Recently I had the privilege of looking over job applications to shortlist applicants for interview. I don't get to do this very often so it was interesting to see how it's done. With almost 30 applications for the job I thought it would take ages to whittle it down to 4 or 5. However, I was surprised that it took well less than an hour and often it was simple mistakes that put serious question marks over otherwise reasonable applications. In a competitive market you need to make sure an application will get through the initial "sift" so it is more likely to be read fully.
Therefore, I thought I'd make a note of a few common "clangers" that put an application closer to the bottom of the pile. None of the things listed below would instantly lead to the dismissal of an application but the moment alarm bells are rung it becomes less likely that an application will be shortlisted. I hope these may be helpful for anyone applying for a teaching job in future!
Your covering letter is a letter!
Many of us email job applications these days. However, even if you email an application your covering letter is still a "letter". Therefore it should have your address in the top right hand corner with the date. It should end with "Yours Sincerely" and your name. This is a basic bit of ettiquette which, if not adhered to, can make you look less professional.
Get the form of address right...
Following on from the last point it's important that your letter is addressed properly. You'll almost certainly know to whom the letter is to be directed. Unless the advert explicitly says to write to someone else you'll be writing to the head teacher. If you don't know the head teacher's name then look it up on the school's website or phone to find out! Your letter should then start "Dear Mr(s) [or even Dr/Revd - try to get this right]..."
Applications I read were addressed to "Dear Sir or Madam" (lazy), "Dear Mr(s)
Spell check and proof-read
Teaching is a profession. Part of being a professional is being able to communicate clearly. If your application contains typos, bad grammar, awkward sentences or meaningless statements then you look less professional. At the very least you ought to proof-read your application to check these; I find that reading out loud helps me to find many errors. Obviously writing an application can be a rather involving process and sometimes it is hard to spot one's own mistakes so get someone you trust to proof-read too. Most people are glad to do these things and are flattered to be asked. If you really can't find anyone to do it then email me and I'll do it myself! I hate to see decent applications let down by silly mistakes.
Keep it tight
A covering letter is not the same as your life story. Two pages of size 12 A4 should be plenty to sell yourself. If you write more you should be damned sure that it's captivating stuff otherwise you look like a waffler; no-one wants to waste their time with a waffler. A covering letter should be enough to grab attention and make the employer think you'd be worth talking to in interview. Don't say everything you could possibly say otherwise there'd be nothing to talk about!

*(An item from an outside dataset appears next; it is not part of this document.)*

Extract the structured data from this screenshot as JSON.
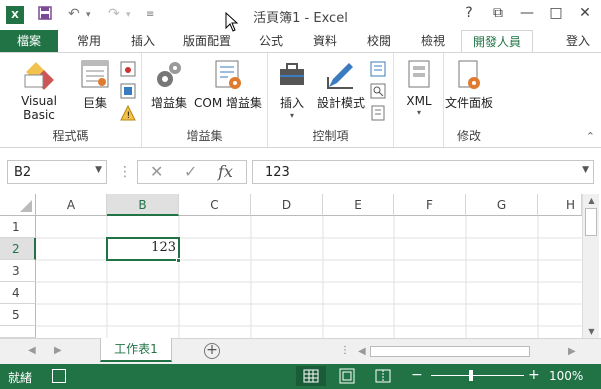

(On a similar note don't cut it too short either. Saying, "Please find enclosed my application" does not constitute a covering letter).
Avoid "elephants in the corner"
Plenty of people apply for jobs in unusual circumstances; there's nothing wrong with this. You may be a deputy head in a school wanting to spend more time with your family and so you're applying for a standard teaching job. You may have only been in your current job for one year and are looking to move. You may have come into teaching late and be looking for a change. You may be looking to side-step into a different kind of role.
Whatever your circumstances you need to be aware if your application might be considered "unusual" in any way. If this is the case then your letter ought to address this. This doesn't mean you have to explain in detail about your family circumstances or your position in your current school. It does mean that you need to at least acknowledge that your application raises questions. If you leave an "elephant in the corner" it may look like you have something to hide.
Back up what you say with evidence
This is basic Level 5 stuff. Explain! If you say, "I believe in inclusive education" then great! You should at least try to back this up with some evidence. What have you done to put this into practice? Do you promote the use of ICT in your lessons? Prove it. If you don't do this then your application can look wooly.
These are all things I noticed today which, I'm afraid, meant that a lot of applications (that I'm sure people had spent a lot of time working on) ended up being sidelined. I hope this helps anyone thinking of applying for a teaching job!
Anyone else got any tips, advice or pet peeves when it comes to job applications?